More devices and more countries mean more subscribers

The work of weaving ties with other companies was very important during the early years. We are talking about a time when Smart TVs were in an early stage and few customers had them, but they knew how to find other spaces in which to offer the subscription service in addition to computers.

Xbox, Nintendo Wii, iPad, iPhone and different Smart TVs began to have Netflix services thanks to the agreements and an application that continued to grow in usability and options, something that still happens today, as new developments continue to be added day by day.

Alongside this deployment, profits were also reaching, in 2013 it increased its net profit by more than 500% and the company began planning mass landing in Europe, which took no more than two years.

October 20, 2015, was the day Netflix premiered in Spain and the rest is history, which you could say. In all countries, it achieved a significant increase in users and together with the expansion of new technologies in the form of smart TVs, tablets, computers, mobiles and any screen where it can be enjoyed has achieved great success.

But this has always been supported by two sections. On the one hand, there is the one that stands in the series and the great successes achieved with House of Cards, Orange Is the New Black or Narcos, which have become an indissoluble part of the Netflix brand. But behind it lies all of Netflix's infrastructure and how they've been able to take advantage of aggressive ad campaigns and data, as well as tax advantages.

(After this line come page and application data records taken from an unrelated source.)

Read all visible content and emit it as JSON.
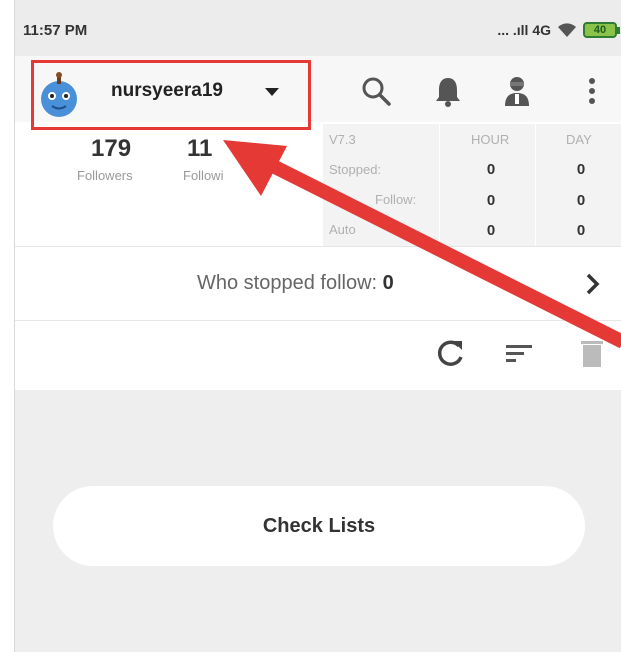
{
  "status_bar": {
    "time": "11:57 PM",
    "signal_text": "... .ıll 4G",
    "battery": "40"
  },
  "header": {
    "username": "nursyeera19",
    "icons": [
      "search-icon",
      "bell-icon",
      "user-agent-icon",
      "more-vert-icon"
    ]
  },
  "stats": {
    "followers_count": "179",
    "followers_label": "Followers",
    "following_count": "11",
    "following_label": "Followi"
  },
  "table": {
    "version": "V7.3",
    "col_hour": "HOUR",
    "col_day": "DAY",
    "rows": [
      {
        "label": "Stopped:",
        "hour": "0",
        "day": "0"
      },
      {
        "label": "Follow:",
        "hour": "0",
        "day": "0"
      },
      {
        "label": "Auto",
        "hour": "0",
        "day": "0"
      }
    ]
  },
  "who_stopped": {
    "label": "Who stopped follow:",
    "count": "0"
  },
  "toolbar": {
    "icons": [
      "refresh-icon",
      "sort-icon",
      "trash-icon"
    ]
  },
  "main": {
    "check_lists_label": "Check Lists"
  },
  "colors": {
    "annotation_red": "#e53935",
    "avatar_blue": "#4a90d9"
  }
}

A journey full of controversy

But Netflix's journey has not been absent from controversy. While the platform shows a totally progressive idea in its productions, where there has always been an attempt to give voice to groups and be multicultural, advertising campaigns have been full of controversies.

She is well remembered for her aggressive advertising campaign of Narcos en Sol, wherewith a clear focus on provocation she placed the face of the character, Pablo Escobar, under the slogan "Oh, white Christmas" in a clear reference to the drug trafficking business. A semantic game that didn't please everyone and gave for a thousand opinion columns in the media.

But this was somewhat overlapped by another debate of which more details have been known. Netflix takes advantage of the fact that the Netherlands is a country with a low tax burden and, despite the turnover, it has in our country, the taxes it leaves are small. So much so, that he has been paying in Spain 3,146 euros in taxes, the same as any worker with a salary of 24,000 euros per year.

Cinemas and the pandemic

In recent years, from Netflix, there is an effort to be among the most important film producers. To achieve this he has not only hired prestigious directors, such as Alfonso Cuarón or Martin Scorsese, they also want and need the approval of the awards to reach the public.

With Rome, great success was achieved, but in the face of the difficulty for cinemas to program their films, they are looking for great trade agreements and the purchase of cinemas that give them the key to make a film nominable, something that until now was essential in the Academy Awards.

But the arrival of the coronavirus pandemic has changed everything. After a few months in which the number of subscribers has grown significantly and where streaming platforms have been placed as the most preferred way to enjoy leisure, we now have a future that can be promising for Netflix, but it also raises doubts.

Post a Comment